Governments in industrial countries regularly put pressure on developing countries to introduce stringent plant variety protection (PVP) regimes and to adhere to the 1991 Act of the UPOV Convention, without duly considering its consequences on the enjoyment of human rights of vulnerable groups such as small-scale farmers and in particular women. New research shows, the expansion of intellectual property rights on seeds might well restrict small-scale farmers’ practices of seed saving replanting, exchanging and selling in the informal seed supply system, limiting access to seeds and putting their right to food at risk.
A pioneering research published in the Report “Owning Seeds, Accessing Food” by an international group of NGOs (1) reveals worrying results. The human rights impact assessment of stringent plant variety protection and seed laws based on the 1991 Act of the International Union for the Protection of New Varieties of Plants (UPOV 91) provides convincing evidence of the threat to the right to food by small-scale farmers.
Their widespread practice of freely saving, replanting, exchanging and selling seeds clashes with the UPOV 91’s provisions that restricts or even prohibits such practices for seeds arising from protected varieties of plants by plant breeders.
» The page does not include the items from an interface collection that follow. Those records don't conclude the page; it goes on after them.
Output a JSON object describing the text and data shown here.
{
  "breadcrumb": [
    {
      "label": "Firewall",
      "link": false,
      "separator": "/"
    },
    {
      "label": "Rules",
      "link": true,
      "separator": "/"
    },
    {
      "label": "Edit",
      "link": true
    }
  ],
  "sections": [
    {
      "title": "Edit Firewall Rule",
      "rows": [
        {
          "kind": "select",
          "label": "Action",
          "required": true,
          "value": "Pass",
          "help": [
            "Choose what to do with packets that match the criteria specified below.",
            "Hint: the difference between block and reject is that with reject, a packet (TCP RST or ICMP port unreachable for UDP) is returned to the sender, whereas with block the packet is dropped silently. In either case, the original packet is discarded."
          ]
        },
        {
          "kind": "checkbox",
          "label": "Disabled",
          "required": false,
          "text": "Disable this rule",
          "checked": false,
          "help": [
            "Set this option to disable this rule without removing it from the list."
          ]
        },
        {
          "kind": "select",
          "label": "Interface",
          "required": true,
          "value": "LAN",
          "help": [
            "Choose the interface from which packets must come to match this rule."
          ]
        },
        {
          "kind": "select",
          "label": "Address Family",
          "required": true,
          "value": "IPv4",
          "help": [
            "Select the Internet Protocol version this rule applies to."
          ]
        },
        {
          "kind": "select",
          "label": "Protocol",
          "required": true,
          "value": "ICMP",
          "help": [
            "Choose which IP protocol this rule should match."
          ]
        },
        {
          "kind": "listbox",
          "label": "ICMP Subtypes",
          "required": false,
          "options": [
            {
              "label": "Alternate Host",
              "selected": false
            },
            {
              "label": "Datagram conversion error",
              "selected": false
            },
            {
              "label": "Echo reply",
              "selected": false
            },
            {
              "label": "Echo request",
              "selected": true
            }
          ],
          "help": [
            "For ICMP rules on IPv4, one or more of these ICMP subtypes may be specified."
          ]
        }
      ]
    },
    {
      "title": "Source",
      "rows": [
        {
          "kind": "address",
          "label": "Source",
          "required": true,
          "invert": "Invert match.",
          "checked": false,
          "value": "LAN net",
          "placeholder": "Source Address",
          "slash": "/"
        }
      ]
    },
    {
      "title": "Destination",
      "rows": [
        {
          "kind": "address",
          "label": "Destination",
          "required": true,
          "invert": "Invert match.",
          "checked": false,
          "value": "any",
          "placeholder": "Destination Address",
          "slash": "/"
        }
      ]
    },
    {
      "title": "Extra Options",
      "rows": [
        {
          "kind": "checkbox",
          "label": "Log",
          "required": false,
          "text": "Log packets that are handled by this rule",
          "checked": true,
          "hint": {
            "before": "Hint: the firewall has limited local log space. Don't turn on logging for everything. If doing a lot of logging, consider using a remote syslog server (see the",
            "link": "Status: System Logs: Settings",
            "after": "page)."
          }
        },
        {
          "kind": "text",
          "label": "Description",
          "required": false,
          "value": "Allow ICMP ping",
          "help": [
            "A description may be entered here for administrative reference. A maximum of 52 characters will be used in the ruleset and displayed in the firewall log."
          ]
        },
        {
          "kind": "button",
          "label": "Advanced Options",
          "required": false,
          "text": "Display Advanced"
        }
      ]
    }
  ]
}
Consequently, plant variety protection based on UPOV 91 will make it harder for small-scale farmers to access improved seeds as shown by the case studies in Kenya, Peru and the Philippines presented in the research report. Access to seed is a key feature of the right to food of resource-poor farmers.
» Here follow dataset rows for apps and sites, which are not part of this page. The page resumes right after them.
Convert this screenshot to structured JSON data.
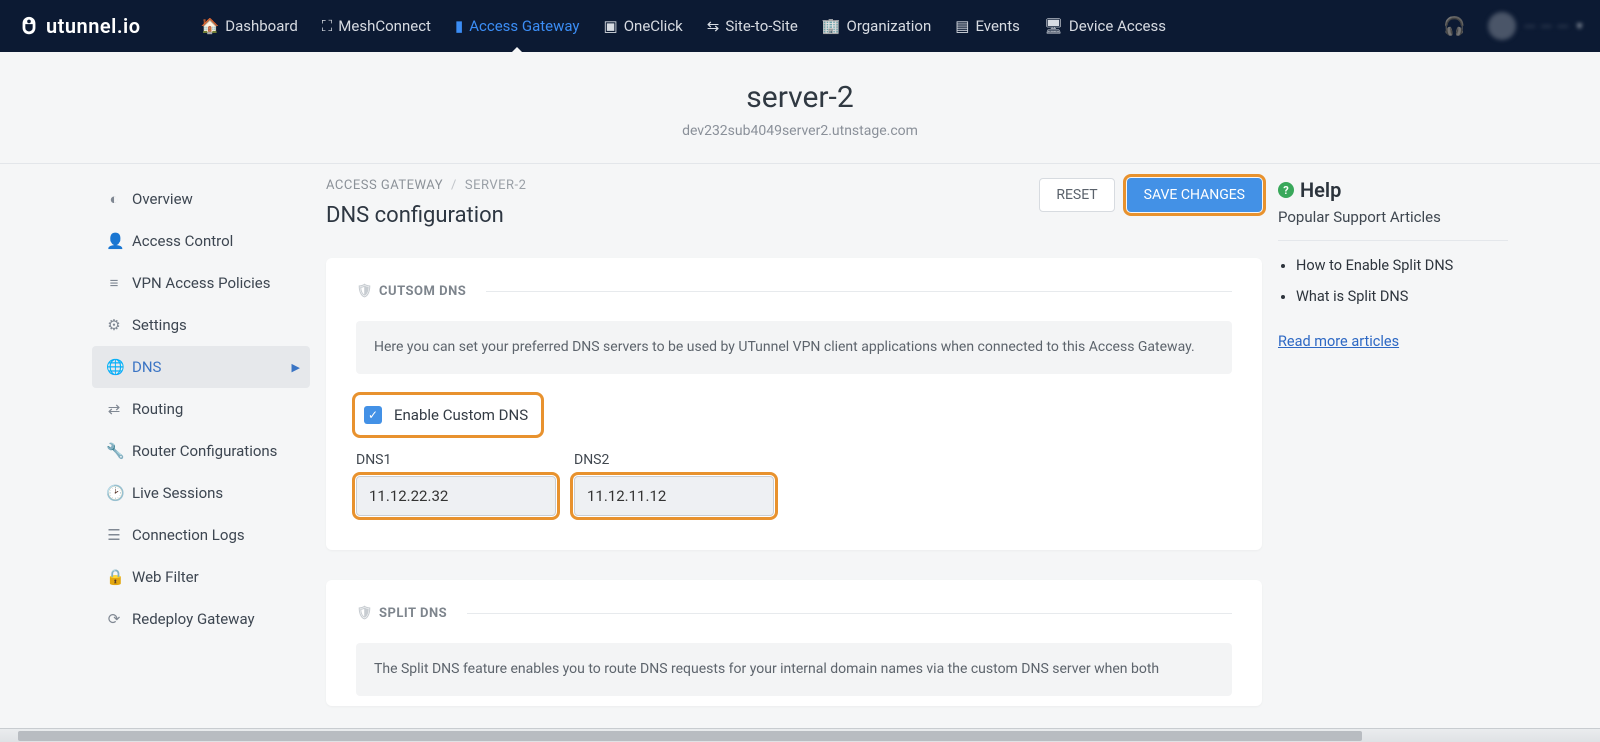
{
  "brand": "utunnel.io",
  "nav": {
    "items": [
      {
        "label": "Dashboard"
      },
      {
        "label": "MeshConnect"
      },
      {
        "label": "Access Gateway",
        "active": true
      },
      {
        "label": "OneClick"
      },
      {
        "label": "Site-to-Site"
      },
      {
        "label": "Organization"
      },
      {
        "label": "Events"
      },
      {
        "label": "Device Access"
      }
    ]
  },
  "header": {
    "title": "server-2",
    "subtitle": "dev232sub4049server2.utnstage.com"
  },
  "sidebar": {
    "items": [
      {
        "label": "Overview"
      },
      {
        "label": "Access Control"
      },
      {
        "label": "VPN Access Policies"
      },
      {
        "label": "Settings"
      },
      {
        "label": "DNS",
        "active": true
      },
      {
        "label": "Routing"
      },
      {
        "label": "Router Configurations"
      },
      {
        "label": "Live Sessions"
      },
      {
        "label": "Connection Logs"
      },
      {
        "label": "Web Filter"
      },
      {
        "label": "Redeploy Gateway"
      }
    ]
  },
  "breadcrumb": {
    "root": "ACCESS GATEWAY",
    "current": "SERVER-2"
  },
  "content": {
    "title": "DNS configuration",
    "reset": "RESET",
    "save": "SAVE CHANGES",
    "custom_dns": {
      "heading": "CUTSOM DNS",
      "info": "Here you can set your preferred DNS servers to be used by UTunnel VPN client applications when connected to this Access Gateway.",
      "checkbox_label": "Enable Custom DNS",
      "checked": true,
      "dns1_label": "DNS1",
      "dns1_value": "11.12.22.32",
      "dns2_label": "DNS2",
      "dns2_value": "11.12.11.12"
    },
    "split_dns": {
      "heading": "SPLIT DNS",
      "info": "The Split DNS feature enables you to route DNS requests for your internal domain names via the custom DNS server when both"
    }
  },
  "help": {
    "title": "Help",
    "subtitle": "Popular Support Articles",
    "articles": [
      "How to Enable Split DNS",
      "What is Split DNS"
    ],
    "more": "Read more articles"
  }
}
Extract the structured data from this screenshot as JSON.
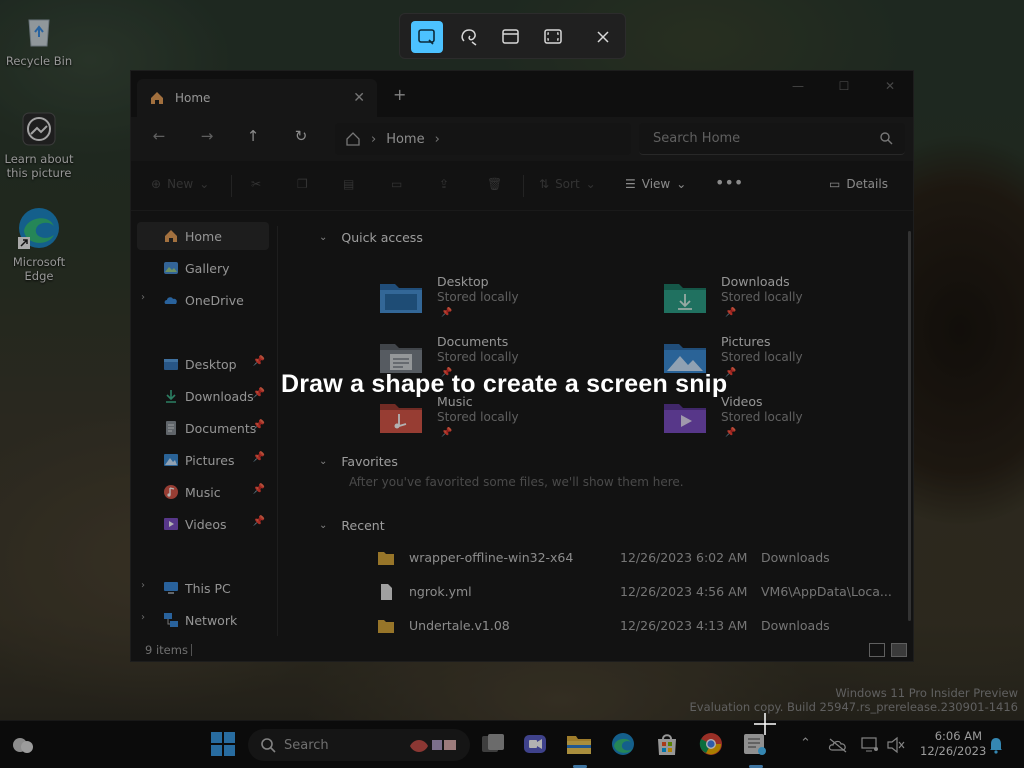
{
  "desktop": {
    "icons": [
      {
        "label": "Recycle Bin",
        "icon": "recycle-bin-icon"
      },
      {
        "label": "Learn about this picture",
        "icon": "spotlight-icon"
      },
      {
        "label": "Microsoft Edge",
        "icon": "edge-icon"
      }
    ]
  },
  "snip": {
    "hint": "Draw a shape to create a screen snip",
    "modes": [
      "rectangle-snip-icon",
      "freeform-snip-icon",
      "window-snip-icon",
      "fullscreen-snip-icon",
      "close-icon"
    ]
  },
  "explorer": {
    "tab_title": "Home",
    "address": {
      "location": "Home"
    },
    "search": {
      "placeholder": "Search Home"
    },
    "commands": {
      "new": "New",
      "sort": "Sort",
      "view": "View",
      "details": "Details"
    },
    "sidebar": {
      "items": [
        {
          "label": "Home"
        },
        {
          "label": "Gallery"
        },
        {
          "label": "OneDrive"
        },
        {
          "label": "Desktop"
        },
        {
          "label": "Downloads"
        },
        {
          "label": "Documents"
        },
        {
          "label": "Pictures"
        },
        {
          "label": "Music"
        },
        {
          "label": "Videos"
        },
        {
          "label": "This PC"
        },
        {
          "label": "Network"
        }
      ]
    },
    "sections": {
      "quick_access": "Quick access",
      "favorites": "Favorites",
      "recent": "Recent",
      "favorites_hint": "After you've favorited some files, we'll show them here."
    },
    "quick_access": [
      {
        "name": "Desktop",
        "sub": "Stored locally"
      },
      {
        "name": "Downloads",
        "sub": "Stored locally"
      },
      {
        "name": "Documents",
        "sub": "Stored locally"
      },
      {
        "name": "Pictures",
        "sub": "Stored locally"
      },
      {
        "name": "Music",
        "sub": "Stored locally"
      },
      {
        "name": "Videos",
        "sub": "Stored locally"
      }
    ],
    "recent": [
      {
        "name": "wrapper-offline-win32-x64",
        "date": "12/26/2023 6:02 AM",
        "location": "Downloads"
      },
      {
        "name": "ngrok.yml",
        "date": "12/26/2023 4:56 AM",
        "location": "VM6\\AppData\\Loca..."
      },
      {
        "name": "Undertale.v1.08",
        "date": "12/26/2023 4:13 AM",
        "location": "Downloads"
      }
    ],
    "status": {
      "count": "9 items"
    }
  },
  "watermark": {
    "line1": "Windows 11 Pro Insider Preview",
    "line2": "Evaluation copy. Build 25947.rs_prerelease.230901-1416"
  },
  "taskbar": {
    "search_placeholder": "Search",
    "clock": {
      "time": "6:06 AM",
      "date": "12/26/2023"
    }
  },
  "colors": {
    "accent": "#4cc2ff",
    "folder_yellow": "#d9a83c",
    "folder_blue": "#3d8fd8",
    "folder_teal": "#2ea38a"
  }
}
While to date governments have not heeded calls from UN human rights bodies, academics and NGOs to carry out human rights impact assessments of new policies and laws, the new NGO research report proves their value for policy-making in the public interest.
The report warns governments that accelerated introduction of stringent plant variety protection based on UPOV 91 might threaten the right to food. Based on the findings, the report provides key recommendations to be urgently considered by governments. These include:
i. to undertake a human rights impact assessment before drafting or amending a national plant variety protection law or before introducing intellectual property requirements in trade or investment agreements in the area of agriculture;
ii. to use the flexibility provided by the TRIPS Agreement to draft PVP laws and related measures that reflects the needs and interests of the most vulnerable groups such as small-scale farmers;
iii. to promote implementation of other legal obligations such as realizing farmers’ rights, the protection of the rights of indigenous people and traditional knowledge;
iv. to ensure national PVP laws allow small-scale farmers to freely save, use, exchange and sell all farm- saved seeds/propagating material;
v. to ensure that governments abide by a transparent and participatory process that includes all potentially affected stakeholders, especially small-scale farmers and public interest groups, when drafting, amending or implementing seed laws and related measures. Failing to do so risk the violation of the right to food of small-scale farmers and their families.
Teshome Hunduma, +47 99 546 282, teshome[at]utviklingsfondet.no
Thomas Braunschweig, +41 79 339 3701, t.braunschweig[at]evb.ch
Sangeeta Shashikant, +44 79 7217 5128, sangeeta[at]twnetwork.org
(1) The group consists of Development Fund – Norway, Berne Declaration, Bread for the World – Protestant Development Service, Community Technology Development Trust, Misereor, SEARICE and Third World Network.